→ Exercise: Keeping every word in place, write out the entries that come next.

→ Extracted entries:
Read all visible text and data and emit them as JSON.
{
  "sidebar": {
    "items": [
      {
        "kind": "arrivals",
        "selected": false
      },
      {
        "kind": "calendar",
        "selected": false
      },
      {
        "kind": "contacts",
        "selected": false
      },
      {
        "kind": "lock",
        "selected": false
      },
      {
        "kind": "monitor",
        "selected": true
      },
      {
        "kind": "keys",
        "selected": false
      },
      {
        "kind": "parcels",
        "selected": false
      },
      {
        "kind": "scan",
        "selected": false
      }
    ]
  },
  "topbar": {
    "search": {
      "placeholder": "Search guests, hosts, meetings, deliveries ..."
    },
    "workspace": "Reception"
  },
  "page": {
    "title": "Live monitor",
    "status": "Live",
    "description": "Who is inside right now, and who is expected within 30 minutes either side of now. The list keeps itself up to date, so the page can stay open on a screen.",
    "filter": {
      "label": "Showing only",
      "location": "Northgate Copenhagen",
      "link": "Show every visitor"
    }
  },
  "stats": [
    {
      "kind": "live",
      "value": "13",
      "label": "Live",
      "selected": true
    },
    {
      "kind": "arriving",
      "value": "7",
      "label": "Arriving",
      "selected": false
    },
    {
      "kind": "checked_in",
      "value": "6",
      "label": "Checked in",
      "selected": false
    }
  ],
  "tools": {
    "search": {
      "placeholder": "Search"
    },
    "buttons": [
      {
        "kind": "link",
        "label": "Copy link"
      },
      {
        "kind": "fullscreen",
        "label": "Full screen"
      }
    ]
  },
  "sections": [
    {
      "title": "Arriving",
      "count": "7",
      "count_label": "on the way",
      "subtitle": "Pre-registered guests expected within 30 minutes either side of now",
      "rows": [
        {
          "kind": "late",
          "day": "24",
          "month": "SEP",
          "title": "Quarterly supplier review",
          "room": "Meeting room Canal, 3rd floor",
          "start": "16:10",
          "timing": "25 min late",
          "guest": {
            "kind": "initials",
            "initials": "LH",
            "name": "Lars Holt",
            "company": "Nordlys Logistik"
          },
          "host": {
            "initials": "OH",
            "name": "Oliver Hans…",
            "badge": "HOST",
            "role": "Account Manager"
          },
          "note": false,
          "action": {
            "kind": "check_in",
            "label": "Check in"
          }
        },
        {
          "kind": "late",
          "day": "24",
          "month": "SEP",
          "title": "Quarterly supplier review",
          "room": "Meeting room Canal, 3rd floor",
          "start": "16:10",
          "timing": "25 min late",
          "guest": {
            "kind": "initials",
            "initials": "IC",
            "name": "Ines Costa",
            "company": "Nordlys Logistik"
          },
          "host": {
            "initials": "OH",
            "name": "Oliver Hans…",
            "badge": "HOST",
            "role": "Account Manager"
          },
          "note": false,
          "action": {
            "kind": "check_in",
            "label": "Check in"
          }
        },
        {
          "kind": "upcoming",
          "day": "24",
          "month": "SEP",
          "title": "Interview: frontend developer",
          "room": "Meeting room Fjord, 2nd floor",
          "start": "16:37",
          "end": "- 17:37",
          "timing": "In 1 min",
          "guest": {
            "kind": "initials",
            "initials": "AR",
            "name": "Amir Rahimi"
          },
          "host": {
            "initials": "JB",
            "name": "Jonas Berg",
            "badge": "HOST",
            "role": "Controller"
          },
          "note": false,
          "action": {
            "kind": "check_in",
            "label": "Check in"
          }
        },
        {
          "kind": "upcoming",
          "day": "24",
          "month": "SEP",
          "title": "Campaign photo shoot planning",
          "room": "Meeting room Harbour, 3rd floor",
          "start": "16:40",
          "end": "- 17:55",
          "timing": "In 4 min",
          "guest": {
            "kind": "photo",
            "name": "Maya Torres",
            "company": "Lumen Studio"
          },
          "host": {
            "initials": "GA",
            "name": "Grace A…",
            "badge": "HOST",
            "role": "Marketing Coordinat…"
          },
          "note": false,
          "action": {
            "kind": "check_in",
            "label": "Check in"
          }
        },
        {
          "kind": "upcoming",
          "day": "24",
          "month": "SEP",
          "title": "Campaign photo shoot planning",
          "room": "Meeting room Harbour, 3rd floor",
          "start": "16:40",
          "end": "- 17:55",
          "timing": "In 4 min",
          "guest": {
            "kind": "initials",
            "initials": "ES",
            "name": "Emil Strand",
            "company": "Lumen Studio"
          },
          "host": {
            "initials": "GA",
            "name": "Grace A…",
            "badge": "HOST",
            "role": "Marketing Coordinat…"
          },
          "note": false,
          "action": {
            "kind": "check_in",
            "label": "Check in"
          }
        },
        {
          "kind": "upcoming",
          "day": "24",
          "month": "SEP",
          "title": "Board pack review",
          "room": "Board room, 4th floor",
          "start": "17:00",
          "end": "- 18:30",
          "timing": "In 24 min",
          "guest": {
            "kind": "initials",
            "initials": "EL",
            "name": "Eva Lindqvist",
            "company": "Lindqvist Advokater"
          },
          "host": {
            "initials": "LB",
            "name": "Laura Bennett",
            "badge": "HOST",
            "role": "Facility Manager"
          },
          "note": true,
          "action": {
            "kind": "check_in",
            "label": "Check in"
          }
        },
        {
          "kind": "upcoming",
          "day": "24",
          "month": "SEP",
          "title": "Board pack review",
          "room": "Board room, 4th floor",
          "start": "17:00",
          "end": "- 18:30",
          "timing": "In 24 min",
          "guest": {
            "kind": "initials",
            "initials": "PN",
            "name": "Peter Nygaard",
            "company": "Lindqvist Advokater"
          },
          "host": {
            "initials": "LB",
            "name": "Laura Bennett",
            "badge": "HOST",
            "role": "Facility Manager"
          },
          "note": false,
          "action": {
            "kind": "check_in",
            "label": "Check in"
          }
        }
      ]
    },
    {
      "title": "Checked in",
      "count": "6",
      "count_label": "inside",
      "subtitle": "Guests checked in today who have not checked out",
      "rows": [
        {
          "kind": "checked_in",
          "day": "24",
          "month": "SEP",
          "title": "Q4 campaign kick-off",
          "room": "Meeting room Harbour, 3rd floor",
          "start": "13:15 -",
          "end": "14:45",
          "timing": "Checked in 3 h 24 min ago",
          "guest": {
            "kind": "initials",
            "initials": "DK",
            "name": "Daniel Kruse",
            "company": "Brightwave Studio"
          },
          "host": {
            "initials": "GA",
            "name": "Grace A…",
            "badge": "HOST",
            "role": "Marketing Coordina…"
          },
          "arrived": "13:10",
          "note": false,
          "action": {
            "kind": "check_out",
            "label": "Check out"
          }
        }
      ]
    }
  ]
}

→ Completed task:
Read all visible text and data and emit them as JSON.
{
  "sidebar": {
    "items": [
      {
        "kind": "arrivals",
        "selected": false
      },
      {
        "kind": "calendar",
        "selected": false
      },
      {
        "kind": "contacts",
        "selected": false
      },
      {
        "kind": "lock",
        "selected": false
      },
      {
        "kind": "monitor",
        "selected": true
      },
      {
        "kind": "keys",
        "selected": false
      },
      {
        "kind": "parcels",
        "selected": false
      },
      {
        "kind": "scan",
        "selected": false
      }
    ]
  },
  "topbar": {
    "search": {
      "placeholder": "Search guests, hosts, meetings, deliveries ..."
    },
    "workspace": "Reception"
  },
  "page": {
    "title": "Live monitor",
    "status": "Live",
    "description": "Who is inside right now, and who is expected within 30 minutes either side of now. The list keeps itself up to date, so the page can stay open on a screen.",
    "filter": {
      "label": "Showing only",
      "location": "Northgate Copenhagen",
      "link": "Show every visitor"
    }
  },
  "stats": [
    {
      "kind": "live",
      "value": "13",
      "label": "Live",
      "selected": true
    },
    {
      "kind": "arriving",
      "value": "7",
      "label": "Arriving",
      "selected": false
    },
    {
      "kind": "checked_in",
      "value": "6",
      "label": "Checked in",
      "selected": false
    }
  ],
  "tools": {
    "search": {
      "placeholder": "Search"
    },
    "buttons": [
      {
        "kind": "link",
        "label": "Copy link"
      },
      {
        "kind": "fullscreen",
        "label": "Full screen"
      }
    ]
  },
  "sections": [
    {
      "title": "Arriving",
      "count": "7",
      "count_label": "on the way",
      "subtitle": "Pre-registered guests expected within 30 minutes either side of now",
      "rows": [
        {
          "kind": "late",
          "day": "24",
          "month": "SEP",
          "title": "Quarterly supplier review",
          "room": "Meeting room Canal, 3rd floor",
          "start": "16:10",
          "timing": "25 min late",
          "guest": {
            "kind": "initials",
            "initials": "LH",
            "name": "Lars Holt",
            "company": "Nordlys Logistik"
          },
          "host": {
            "initials": "OH",
            "name": "Oliver Hans…",
            "badge": "HOST",
            "role": "Account Manager"
          },
          "note": false,
          "action": {
            "kind": "check_in",
            "label": "Check in"
          }
        },
        {
          "kind": "late",
          "day": "24",
          "month": "SEP",
          "title": "Quarterly supplier review",
          "room": "Meeting room Canal, 3rd floor",
          "start": "16:10",
          "timing": "25 min late",
          "guest": {
            "kind": "initials",
            "initials": "IC",
            "name": "Ines Costa",
            "company": "Nordlys Logistik"
          },
          "host": {
            "initials": "OH",
            "name": "Oliver Hans…",
            "badge": "HOST",
            "role": "Account Manager"
          },
          "note": false,
          "action": {
            "kind": "check_in",
            "label": "Check in"
          }
        },
        {
          "kind": "upcoming",
          "day": "24",
          "month": "SEP",
          "title": "Interview: frontend developer",
          "room": "Meeting room Fjord, 2nd floor",
          "start": "16:37",
          "end": "- 17:37",
          "timing": "In 1 min",
          "guest": {
            "kind": "initials",
            "initials": "AR",
            "name": "Amir Rahimi"
          },
          "host": {
            "initials": "JB",
            "name": "Jonas Berg",
            "badge": "HOST",
            "role": "Controller"
          },
          "note": false,
          "action": {
            "kind": "check_in",
            "label": "Check in"
          }
        },
        {
          "kind": "upcoming",
          "day": "24",
          "month": "SEP",
          "title": "Campaign photo shoot planning",
          "room": "Meeting room Harbour, 3rd floor",
          "start": "16:40",
          "end": "- 17:55",
          "timing": "In 4 min",
          "guest": {
            "kind": "photo",
            "name": "Maya Torres",
            "company": "Lumen Studio"
          },
          "host": {
            "initials": "GA",
            "name": "Grace A…",
            "badge": "HOST",
            "role": "Marketing Coordinat…"
          },
          "note": false,
          "action": {
            "kind": "check_in",
            "label": "Check in"
          }
        },
        {
          "kind": "upcoming",
          "day": "24",
          "month": "SEP",
          "title": "Campaign photo shoot planning",
          "room": "Meeting room Harbour, 3rd floor",
          "start": "16:40",
          "end": "- 17:55",
          "timing": "In 4 min",
          "guest": {
            "kind": "initials",
            "initials": "ES",
            "name": "Emil Strand",
            "company": "Lumen Studio"
          },
          "host": {
            "initials": "GA",
            "name": "Grace A…",
            "badge": "HOST",
            "role": "Marketing Coordinat…"
          },
          "note": false,
          "action": {
            "kind": "check_in",
            "label": "Check in"
          }
        },
        {
          "kind": "upcoming",
          "day": "24",
          "month": "SEP",
          "title": "Board pack review",
          "room": "Board room, 4th floor",
          "start": "17:00",
          "end": "- 18:30",
          "timing": "In 24 min",
          "guest": {
            "kind": "initials",
            "initials": "EL",
            "name": "Eva Lindqvist",
            "company": "Lindqvist Advokater"
          },
          "host": {
            "initials": "LB",
            "name": "Laura Bennett",
            "badge": "HOST",
            "role": "Facility Manager"
          },
          "note": true,
          "action": {
            "kind": "check_in",
            "label": "Check in"
          }
        },
        {
          "kind": "upcoming",
          "day": "24",
          "month": "SEP",
          "title": "Board pack review",
          "room": "Board room, 4th floor",
          "start": "17:00",
          "end": "- 18:30",
          "timing": "In 24 min",
          "guest": {
            "kind": "initials",
            "initials": "PN",
            "name": "Peter Nygaard",
            "company": "Lindqvist Advokater"
          },
          "host": {
            "initials": "LB",
            "name": "Laura Bennett",
            "badge": "HOST",
            "role": "Facility Manager"
          },
          "note": false,
          "action": {
            "kind": "check_in",
            "label": "Check in"
          }
        }
      ]
    },
    {
      "title": "Checked in",
      "count": "6",
      "count_label": "inside",
      "subtitle": "Guests checked in today who have not checked out",
      "rows": [
        {
          "kind": "checked_in",
          "day": "24",
          "month": "SEP",
          "title": "Q4 campaign kick-off",
          "room": "Meeting room Harbour, 3rd floor",
          "start": "13:15 -",
          "end": "14:45",
          "timing": "Checked in 3 h 24 min ago",
          "guest": {
            "kind": "initials",
            "initials": "DK",
            "name": "Daniel Kruse",
            "company": "Brightwave Studio"
          },
          "host": {
            "initials": "GA",
            "name": "Grace A…",
            "badge": "HOST",
            "role": "Marketing Coordina…"
          },
          "arrived": "13:10",
          "note": false,
          "action": {
            "kind": "check_out",
            "label": "Check out"
          }
        }
      ]
    }
  ]
}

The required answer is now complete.